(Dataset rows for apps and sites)
★ ★ ★ ★ ★

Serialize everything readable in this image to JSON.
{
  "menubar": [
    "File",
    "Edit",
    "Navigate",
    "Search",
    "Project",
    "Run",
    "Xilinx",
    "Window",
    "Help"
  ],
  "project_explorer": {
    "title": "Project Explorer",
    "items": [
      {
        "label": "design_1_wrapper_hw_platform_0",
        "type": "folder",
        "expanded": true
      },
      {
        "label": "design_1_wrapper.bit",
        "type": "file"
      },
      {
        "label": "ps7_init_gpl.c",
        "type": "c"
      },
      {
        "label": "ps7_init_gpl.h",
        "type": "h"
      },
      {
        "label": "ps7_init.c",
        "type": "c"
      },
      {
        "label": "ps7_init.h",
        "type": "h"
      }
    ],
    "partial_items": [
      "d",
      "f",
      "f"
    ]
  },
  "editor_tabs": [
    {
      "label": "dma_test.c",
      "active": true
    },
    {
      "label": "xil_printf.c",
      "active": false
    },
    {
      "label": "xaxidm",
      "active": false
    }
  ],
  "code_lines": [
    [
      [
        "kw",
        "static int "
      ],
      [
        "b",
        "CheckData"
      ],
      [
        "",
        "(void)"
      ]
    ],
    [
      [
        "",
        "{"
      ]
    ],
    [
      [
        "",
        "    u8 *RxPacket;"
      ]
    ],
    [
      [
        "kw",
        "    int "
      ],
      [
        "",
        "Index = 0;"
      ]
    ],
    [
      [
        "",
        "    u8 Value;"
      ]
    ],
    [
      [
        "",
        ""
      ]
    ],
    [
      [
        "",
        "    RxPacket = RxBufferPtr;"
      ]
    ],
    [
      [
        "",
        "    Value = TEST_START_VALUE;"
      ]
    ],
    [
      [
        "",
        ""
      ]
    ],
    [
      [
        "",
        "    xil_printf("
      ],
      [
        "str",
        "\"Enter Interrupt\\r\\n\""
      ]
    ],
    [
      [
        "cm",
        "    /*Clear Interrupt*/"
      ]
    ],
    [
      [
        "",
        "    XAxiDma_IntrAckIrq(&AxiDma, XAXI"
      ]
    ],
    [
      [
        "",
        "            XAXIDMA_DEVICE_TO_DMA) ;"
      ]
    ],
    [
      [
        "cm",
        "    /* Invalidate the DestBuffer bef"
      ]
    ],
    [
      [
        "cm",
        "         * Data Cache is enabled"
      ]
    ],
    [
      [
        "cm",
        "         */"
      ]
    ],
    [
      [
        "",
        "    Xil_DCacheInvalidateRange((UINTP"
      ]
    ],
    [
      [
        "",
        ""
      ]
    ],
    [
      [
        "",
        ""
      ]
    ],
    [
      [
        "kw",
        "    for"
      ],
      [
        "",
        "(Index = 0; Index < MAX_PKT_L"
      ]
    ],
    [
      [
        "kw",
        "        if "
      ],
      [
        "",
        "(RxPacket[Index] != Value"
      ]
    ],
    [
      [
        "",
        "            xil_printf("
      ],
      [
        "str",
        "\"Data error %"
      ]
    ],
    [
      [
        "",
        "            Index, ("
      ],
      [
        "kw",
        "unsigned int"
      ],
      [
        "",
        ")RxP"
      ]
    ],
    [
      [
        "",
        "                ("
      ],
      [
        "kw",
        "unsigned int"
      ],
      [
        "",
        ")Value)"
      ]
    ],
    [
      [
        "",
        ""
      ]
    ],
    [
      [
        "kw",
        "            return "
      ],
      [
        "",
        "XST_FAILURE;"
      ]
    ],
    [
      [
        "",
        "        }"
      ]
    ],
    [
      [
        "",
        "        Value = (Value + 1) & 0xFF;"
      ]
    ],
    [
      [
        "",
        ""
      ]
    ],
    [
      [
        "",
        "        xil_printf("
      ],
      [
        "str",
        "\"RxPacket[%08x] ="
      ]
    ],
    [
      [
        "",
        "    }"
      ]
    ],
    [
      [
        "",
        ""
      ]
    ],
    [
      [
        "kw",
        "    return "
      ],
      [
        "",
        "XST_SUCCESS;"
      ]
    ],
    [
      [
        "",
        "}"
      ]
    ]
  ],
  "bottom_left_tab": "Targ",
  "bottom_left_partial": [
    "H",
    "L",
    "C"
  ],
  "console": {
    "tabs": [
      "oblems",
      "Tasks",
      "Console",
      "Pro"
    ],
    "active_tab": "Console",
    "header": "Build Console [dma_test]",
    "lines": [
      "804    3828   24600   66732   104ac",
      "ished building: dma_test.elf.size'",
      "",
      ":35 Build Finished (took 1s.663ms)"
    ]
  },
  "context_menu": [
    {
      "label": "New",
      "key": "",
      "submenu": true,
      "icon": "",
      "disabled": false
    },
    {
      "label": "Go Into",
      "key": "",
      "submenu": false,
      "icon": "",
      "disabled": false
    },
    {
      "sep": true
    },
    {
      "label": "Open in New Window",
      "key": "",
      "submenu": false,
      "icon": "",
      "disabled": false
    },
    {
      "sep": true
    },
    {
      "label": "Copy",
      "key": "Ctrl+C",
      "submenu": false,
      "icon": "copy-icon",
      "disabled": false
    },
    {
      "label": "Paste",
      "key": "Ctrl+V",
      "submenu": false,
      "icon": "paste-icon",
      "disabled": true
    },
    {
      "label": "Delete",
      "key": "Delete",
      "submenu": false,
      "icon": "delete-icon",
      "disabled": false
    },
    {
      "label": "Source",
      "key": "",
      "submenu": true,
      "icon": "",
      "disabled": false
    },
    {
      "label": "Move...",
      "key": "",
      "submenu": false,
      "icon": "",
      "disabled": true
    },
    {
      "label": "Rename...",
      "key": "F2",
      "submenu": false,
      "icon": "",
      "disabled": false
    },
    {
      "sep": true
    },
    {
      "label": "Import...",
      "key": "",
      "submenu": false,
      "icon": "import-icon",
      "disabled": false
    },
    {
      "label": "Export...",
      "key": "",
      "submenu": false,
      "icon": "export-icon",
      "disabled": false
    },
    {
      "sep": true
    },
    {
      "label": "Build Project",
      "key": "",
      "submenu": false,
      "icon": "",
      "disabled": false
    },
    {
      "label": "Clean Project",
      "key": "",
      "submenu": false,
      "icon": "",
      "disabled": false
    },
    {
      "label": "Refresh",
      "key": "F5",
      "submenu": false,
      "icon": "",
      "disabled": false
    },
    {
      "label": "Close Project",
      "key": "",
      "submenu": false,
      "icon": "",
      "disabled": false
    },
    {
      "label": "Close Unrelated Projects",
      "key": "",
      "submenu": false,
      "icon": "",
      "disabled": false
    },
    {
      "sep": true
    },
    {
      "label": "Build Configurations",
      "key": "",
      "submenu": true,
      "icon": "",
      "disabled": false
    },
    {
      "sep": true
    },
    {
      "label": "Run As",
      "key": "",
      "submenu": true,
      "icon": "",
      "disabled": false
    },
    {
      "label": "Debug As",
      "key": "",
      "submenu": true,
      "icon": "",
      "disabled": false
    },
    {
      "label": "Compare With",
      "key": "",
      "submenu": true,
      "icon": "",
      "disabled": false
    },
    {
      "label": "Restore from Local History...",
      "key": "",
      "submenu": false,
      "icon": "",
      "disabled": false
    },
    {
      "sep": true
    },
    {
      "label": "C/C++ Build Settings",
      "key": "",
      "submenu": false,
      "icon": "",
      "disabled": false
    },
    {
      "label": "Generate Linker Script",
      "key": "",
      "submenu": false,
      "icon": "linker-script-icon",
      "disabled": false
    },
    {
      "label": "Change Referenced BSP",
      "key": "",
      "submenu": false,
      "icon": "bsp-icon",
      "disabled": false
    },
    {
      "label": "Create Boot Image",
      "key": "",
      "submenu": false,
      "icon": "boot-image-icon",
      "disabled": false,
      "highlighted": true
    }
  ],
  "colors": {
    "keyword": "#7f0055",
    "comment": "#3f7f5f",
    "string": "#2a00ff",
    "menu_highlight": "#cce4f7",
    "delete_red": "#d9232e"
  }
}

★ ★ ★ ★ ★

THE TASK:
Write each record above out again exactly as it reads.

RESULT OF THIS TASK:
Serialize everything readable in this image to JSON.
{
  "menubar": [
    "File",
    "Edit",
    "Navigate",
    "Search",
    "Project",
    "Run",
    "Xilinx",
    "Window",
    "Help"
  ],
  "project_explorer": {
    "title": "Project Explorer",
    "items": [
      {
        "label": "design_1_wrapper_hw_platform_0",
        "type": "folder",
        "expanded": true
      },
      {
        "label": "design_1_wrapper.bit",
        "type": "file"
      },
      {
        "label": "ps7_init_gpl.c",
        "type": "c"
      },
      {
        "label": "ps7_init_gpl.h",
        "type": "h"
      },
      {
        "label": "ps7_init.c",
        "type": "c"
      },
      {
        "label": "ps7_init.h",
        "type": "h"
      }
    ],
    "partial_items": [
      "d",
      "f",
      "f"
    ]
  },
  "editor_tabs": [
    {
      "label": "dma_test.c",
      "active": true
    },
    {
      "label": "xil_printf.c",
      "active": false
    },
    {
      "label": "xaxidm",
      "active": false
    }
  ],
  "code_lines": [
    [
      [
        "kw",
        "static int "
      ],
      [
        "b",
        "CheckData"
      ],
      [
        "",
        "(void)"
      ]
    ],
    [
      [
        "",
        "{"
      ]
    ],
    [
      [
        "",
        "    u8 *RxPacket;"
      ]
    ],
    [
      [
        "kw",
        "    int "
      ],
      [
        "",
        "Index = 0;"
      ]
    ],
    [
      [
        "",
        "    u8 Value;"
      ]
    ],
    [
      [
        "",
        ""
      ]
    ],
    [
      [
        "",
        "    RxPacket = RxBufferPtr;"
      ]
    ],
    [
      [
        "",
        "    Value = TEST_START_VALUE;"
      ]
    ],
    [
      [
        "",
        ""
      ]
    ],
    [
      [
        "",
        "    xil_printf("
      ],
      [
        "str",
        "\"Enter Interrupt\\r\\n\""
      ]
    ],
    [
      [
        "cm",
        "    /*Clear Interrupt*/"
      ]
    ],
    [
      [
        "",
        "    XAxiDma_IntrAckIrq(&AxiDma, XAXI"
      ]
    ],
    [
      [
        "",
        "            XAXIDMA_DEVICE_TO_DMA) ;"
      ]
    ],
    [
      [
        "cm",
        "    /* Invalidate the DestBuffer bef"
      ]
    ],
    [
      [
        "cm",
        "         * Data Cache is enabled"
      ]
    ],
    [
      [
        "cm",
        "         */"
      ]
    ],
    [
      [
        "",
        "    Xil_DCacheInvalidateRange((UINTP"
      ]
    ],
    [
      [
        "",
        ""
      ]
    ],
    [
      [
        "",
        ""
      ]
    ],
    [
      [
        "kw",
        "    for"
      ],
      [
        "",
        "(Index = 0; Index < MAX_PKT_L"
      ]
    ],
    [
      [
        "kw",
        "        if "
      ],
      [
        "",
        "(RxPacket[Index] != Value"
      ]
    ],
    [
      [
        "",
        "            xil_printf("
      ],
      [
        "str",
        "\"Data error %"
      ]
    ],
    [
      [
        "",
        "            Index, ("
      ],
      [
        "kw",
        "unsigned int"
      ],
      [
        "",
        ")RxP"
      ]
    ],
    [
      [
        "",
        "                ("
      ],
      [
        "kw",
        "unsigned int"
      ],
      [
        "",
        ")Value)"
      ]
    ],
    [
      [
        "",
        ""
      ]
    ],
    [
      [
        "kw",
        "            return "
      ],
      [
        "",
        "XST_FAILURE;"
      ]
    ],
    [
      [
        "",
        "        }"
      ]
    ],
    [
      [
        "",
        "        Value = (Value + 1) & 0xFF;"
      ]
    ],
    [
      [
        "",
        ""
      ]
    ],
    [
      [
        "",
        "        xil_printf("
      ],
      [
        "str",
        "\"RxPacket[%08x] ="
      ]
    ],
    [
      [
        "",
        "    }"
      ]
    ],
    [
      [
        "",
        ""
      ]
    ],
    [
      [
        "kw",
        "    return "
      ],
      [
        "",
        "XST_SUCCESS;"
      ]
    ],
    [
      [
        "",
        "}"
      ]
    ]
  ],
  "bottom_left_tab": "Targ",
  "bottom_left_partial": [
    "H",
    "L",
    "C"
  ],
  "console": {
    "tabs": [
      "oblems",
      "Tasks",
      "Console",
      "Pro"
    ],
    "active_tab": "Console",
    "header": "Build Console [dma_test]",
    "lines": [
      "804    3828   24600   66732   104ac",
      "ished building: dma_test.elf.size'",
      "",
      ":35 Build Finished (took 1s.663ms)"
    ]
  },
  "context_menu": [
    {
      "label": "New",
      "key": "",
      "submenu": true,
      "icon": "",
      "disabled": false
    },
    {
      "label": "Go Into",
      "key": "",
      "submenu": false,
      "icon": "",
      "disabled": false
    },
    {
      "sep": true
    },
    {
      "label": "Open in New Window",
      "key": "",
      "submenu": false,
      "icon": "",
      "disabled": false
    },
    {
      "sep": true
    },
    {
      "label": "Copy",
      "key": "Ctrl+C",
      "submenu": false,
      "icon": "copy-icon",
      "disabled": false
    },
    {
      "label": "Paste",
      "key": "Ctrl+V",
      "submenu": false,
      "icon": "paste-icon",
      "disabled": true
    },
    {
      "label": "Delete",
      "key": "Delete",
      "submenu": false,
      "icon": "delete-icon",
      "disabled": false
    },
    {
      "label": "Source",
      "key": "",
      "submenu": true,
      "icon": "",
      "disabled": false
    },
    {
      "label": "Move...",
      "key": "",
      "submenu": false,
      "icon": "",
      "disabled": true
    },
    {
      "label": "Rename...",
      "key": "F2",
      "submenu": false,
      "icon": "",
      "disabled": false
    },
    {
      "sep": true
    },
    {
      "label": "Import...",
      "key": "",
      "submenu": false,
      "icon": "import-icon",
      "disabled": false
    },
    {
      "label": "Export...",
      "key": "",
      "submenu": false,
      "icon": "export-icon",
      "disabled": false
    },
    {
      "sep": true
    },
    {
      "label": "Build Project",
      "key": "",
      "submenu": false,
      "icon": "",
      "disabled": false
    },
    {
      "label": "Clean Project",
      "key": "",
      "submenu": false,
      "icon": "",
      "disabled": false
    },
    {
      "label": "Refresh",
      "key": "F5",
      "submenu": false,
      "icon": "",
      "disabled": false
    },
    {
      "label": "Close Project",
      "key": "",
      "submenu": false,
      "icon": "",
      "disabled": false
    },
    {
      "label": "Close Unrelated Projects",
      "key": "",
      "submenu": false,
      "icon": "",
      "disabled": false
    },
    {
      "sep": true
    },
    {
      "label": "Build Configurations",
      "key": "",
      "submenu": true,
      "icon": "",
      "disabled": false
    },
    {
      "sep": true
    },
    {
      "label": "Run As",
      "key": "",
      "submenu": true,
      "icon": "",
      "disabled": false
    },
    {
      "label": "Debug As",
      "key": "",
      "submenu": true,
      "icon": "",
      "disabled": false
    },
    {
      "label": "Compare With",
      "key": "",
      "submenu": true,
      "icon": "",
      "disabled": false
    },
    {
      "label": "Restore from Local History...",
      "key": "",
      "submenu": false,
      "icon": "",
      "disabled": false
    },
    {
      "sep": true
    },
    {
      "label": "C/C++ Build Settings",
      "key": "",
      "submenu": false,
      "icon": "",
      "disabled": false
    },
    {
      "label": "Generate Linker Script",
      "key": "",
      "submenu": false,
      "icon": "linker-script-icon",
      "disabled": false
    },
    {
      "label": "Change Referenced BSP",
      "key": "",
      "submenu": false,
      "icon": "bsp-icon",
      "disabled": false
    },
    {
      "label": "Create Boot Image",
      "key": "",
      "submenu": false,
      "icon": "boot-image-icon",
      "disabled": false,
      "highlighted": true
    }
  ],
  "colors": {
    "keyword": "#7f0055",
    "comment": "#3f7f5f",
    "string": "#2a00ff",
    "menu_highlight": "#cce4f7",
    "delete_red": "#d9232e"
  }
}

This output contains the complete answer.